WHAT THE EXERCISE ASKS:
Make an exact reproduction of all the data.

------ DATASET RECORDS

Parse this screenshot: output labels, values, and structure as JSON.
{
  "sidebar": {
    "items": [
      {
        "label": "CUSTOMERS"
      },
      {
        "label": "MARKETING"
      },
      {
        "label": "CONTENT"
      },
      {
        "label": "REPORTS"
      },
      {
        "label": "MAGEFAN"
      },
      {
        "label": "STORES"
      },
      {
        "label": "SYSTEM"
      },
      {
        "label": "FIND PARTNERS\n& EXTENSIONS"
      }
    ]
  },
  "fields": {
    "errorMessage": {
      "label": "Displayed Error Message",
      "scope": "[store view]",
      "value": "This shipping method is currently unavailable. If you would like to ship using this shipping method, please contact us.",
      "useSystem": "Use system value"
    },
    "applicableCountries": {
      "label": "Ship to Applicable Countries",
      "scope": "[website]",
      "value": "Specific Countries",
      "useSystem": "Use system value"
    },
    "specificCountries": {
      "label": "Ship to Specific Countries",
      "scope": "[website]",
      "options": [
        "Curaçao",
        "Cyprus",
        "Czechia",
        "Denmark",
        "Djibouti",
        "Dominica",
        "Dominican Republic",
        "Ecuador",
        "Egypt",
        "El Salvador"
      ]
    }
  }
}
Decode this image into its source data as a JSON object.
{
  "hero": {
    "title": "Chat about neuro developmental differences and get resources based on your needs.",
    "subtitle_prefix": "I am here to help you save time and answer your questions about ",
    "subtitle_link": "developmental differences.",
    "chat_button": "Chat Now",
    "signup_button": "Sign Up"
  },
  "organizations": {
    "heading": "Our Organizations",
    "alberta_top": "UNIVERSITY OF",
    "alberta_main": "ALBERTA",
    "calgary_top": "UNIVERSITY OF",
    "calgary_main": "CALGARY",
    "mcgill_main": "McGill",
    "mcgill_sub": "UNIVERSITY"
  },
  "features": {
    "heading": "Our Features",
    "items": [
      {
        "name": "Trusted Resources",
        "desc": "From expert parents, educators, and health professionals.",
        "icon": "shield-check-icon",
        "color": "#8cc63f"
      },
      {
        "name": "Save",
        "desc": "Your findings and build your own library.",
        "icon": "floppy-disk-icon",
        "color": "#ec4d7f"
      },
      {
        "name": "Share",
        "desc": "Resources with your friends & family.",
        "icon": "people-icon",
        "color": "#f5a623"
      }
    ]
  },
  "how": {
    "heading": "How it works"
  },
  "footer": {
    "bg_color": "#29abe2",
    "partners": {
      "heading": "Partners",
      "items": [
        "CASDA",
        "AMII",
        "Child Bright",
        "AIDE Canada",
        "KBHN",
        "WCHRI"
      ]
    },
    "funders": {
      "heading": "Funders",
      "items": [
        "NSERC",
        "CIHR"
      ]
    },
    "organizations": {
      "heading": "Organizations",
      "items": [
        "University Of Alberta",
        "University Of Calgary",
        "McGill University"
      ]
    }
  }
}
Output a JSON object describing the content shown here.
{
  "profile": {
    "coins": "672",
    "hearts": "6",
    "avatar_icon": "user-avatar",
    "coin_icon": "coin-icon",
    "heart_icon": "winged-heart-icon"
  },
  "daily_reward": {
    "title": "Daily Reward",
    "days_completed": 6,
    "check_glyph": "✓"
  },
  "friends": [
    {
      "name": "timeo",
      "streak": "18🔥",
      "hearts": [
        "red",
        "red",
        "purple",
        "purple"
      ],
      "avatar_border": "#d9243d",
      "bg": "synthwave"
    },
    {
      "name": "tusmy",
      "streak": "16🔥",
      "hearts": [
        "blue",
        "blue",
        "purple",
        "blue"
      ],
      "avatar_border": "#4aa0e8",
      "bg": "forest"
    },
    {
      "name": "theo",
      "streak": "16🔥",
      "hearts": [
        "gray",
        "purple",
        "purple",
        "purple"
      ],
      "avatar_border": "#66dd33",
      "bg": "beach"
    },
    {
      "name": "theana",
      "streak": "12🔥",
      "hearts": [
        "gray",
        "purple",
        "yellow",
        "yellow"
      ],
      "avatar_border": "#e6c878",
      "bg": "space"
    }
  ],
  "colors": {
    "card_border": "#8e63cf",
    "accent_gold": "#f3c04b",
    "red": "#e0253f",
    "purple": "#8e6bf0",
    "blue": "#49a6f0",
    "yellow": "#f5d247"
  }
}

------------

ANSWER TO THIS TASK:
Parse this screenshot: output labels, values, and structure as JSON.
{
  "sidebar": {
    "items": [
      {
        "label": "CUSTOMERS"
      },
      {
        "label": "MARKETING"
      },
      {
        "label": "CONTENT"
      },
      {
        "label": "REPORTS"
      },
      {
        "label": "MAGEFAN"
      },
      {
        "label": "STORES"
      },
      {
        "label": "SYSTEM"
      },
      {
        "label": "FIND PARTNERS\n& EXTENSIONS"
      }
    ]
  },
  "fields": {
    "errorMessage": {
      "label": "Displayed Error Message",
      "scope": "[store view]",
      "value": "This shipping method is currently unavailable. If you would like to ship using this shipping method, please contact us.",
      "useSystem": "Use system value"
    },
    "applicableCountries": {
      "label": "Ship to Applicable Countries",
      "scope": "[website]",
      "value": "Specific Countries",
      "useSystem": "Use system value"
    },
    "specificCountries": {
      "label": "Ship to Specific Countries",
      "scope": "[website]",
      "options": [
        "Curaçao",
        "Cyprus",
        "Czechia",
        "Denmark",
        "Djibouti",
        "Dominica",
        "Dominican Republic",
        "Ecuador",
        "Egypt",
        "El Salvador"
      ]
    }
  }
}
Decode this image into its source data as a JSON object.
{
  "hero": {
    "title": "Chat about neuro developmental differences and get resources based on your needs.",
    "subtitle_prefix": "I am here to help you save time and answer your questions about ",
    "subtitle_link": "developmental differences.",
    "chat_button": "Chat Now",
    "signup_button": "Sign Up"
  },
  "organizations": {
    "heading": "Our Organizations",
    "alberta_top": "UNIVERSITY OF",
    "alberta_main": "ALBERTA",
    "calgary_top": "UNIVERSITY OF",
    "calgary_main": "CALGARY",
    "mcgill_main": "McGill",
    "mcgill_sub": "UNIVERSITY"
  },
  "features": {
    "heading": "Our Features",
    "items": [
      {
        "name": "Trusted Resources",
        "desc": "From expert parents, educators, and health professionals.",
        "icon": "shield-check-icon",
        "color": "#8cc63f"
      },
      {
        "name": "Save",
        "desc": "Your findings and build your own library.",
        "icon": "floppy-disk-icon",
        "color": "#ec4d7f"
      },
      {
        "name": "Share",
        "desc": "Resources with your friends & family.",
        "icon": "people-icon",
        "color": "#f5a623"
      }
    ]
  },
  "how": {
    "heading": "How it works"
  },
  "footer": {
    "bg_color": "#29abe2",
    "partners": {
      "heading": "Partners",
      "items": [
        "CASDA",
        "AMII",
        "Child Bright",
        "AIDE Canada",
        "KBHN",
        "WCHRI"
      ]
    },
    "funders": {
      "heading": "Funders",
      "items": [
        "NSERC",
        "CIHR"
      ]
    },
    "organizations": {
      "heading": "Organizations",
      "items": [
        "University Of Alberta",
        "University Of Calgary",
        "McGill University"
      ]
    }
  }
}
Output a JSON object describing the content shown here.
{
  "profile": {
    "coins": "672",
    "hearts": "6",
    "avatar_icon": "user-avatar",
    "coin_icon": "coin-icon",
    "heart_icon": "winged-heart-icon"
  },
  "daily_reward": {
    "title": "Daily Reward",
    "days_completed": 6,
    "check_glyph": "✓"
  },
  "friends": [
    {
      "name": "timeo",
      "streak": "18🔥",
      "hearts": [
        "red",
        "red",
        "purple",
        "purple"
      ],
      "avatar_border": "#d9243d",
      "bg": "synthwave"
    },
    {
      "name": "tusmy",
      "streak": "16🔥",
      "hearts": [
        "blue",
        "blue",
        "purple",
        "blue"
      ],
      "avatar_border": "#4aa0e8",
      "bg": "forest"
    },
    {
      "name": "theo",
      "streak": "16🔥",
      "hearts": [
        "gray",
        "purple",
        "purple",
        "purple"
      ],
      "avatar_border": "#66dd33",
      "bg": "beach"
    },
    {
      "name": "theana",
      "streak": "12🔥",
      "hearts": [
        "gray",
        "purple",
        "yellow",
        "yellow"
      ],
      "avatar_border": "#e6c878",
      "bg": "space"
    }
  ],
  "colors": {
    "card_border": "#8e63cf",
    "accent_gold": "#f3c04b",
    "red": "#e0253f",
    "purple": "#8e6bf0",
    "blue": "#49a6f0",
    "yellow": "#f5d247"
  }
}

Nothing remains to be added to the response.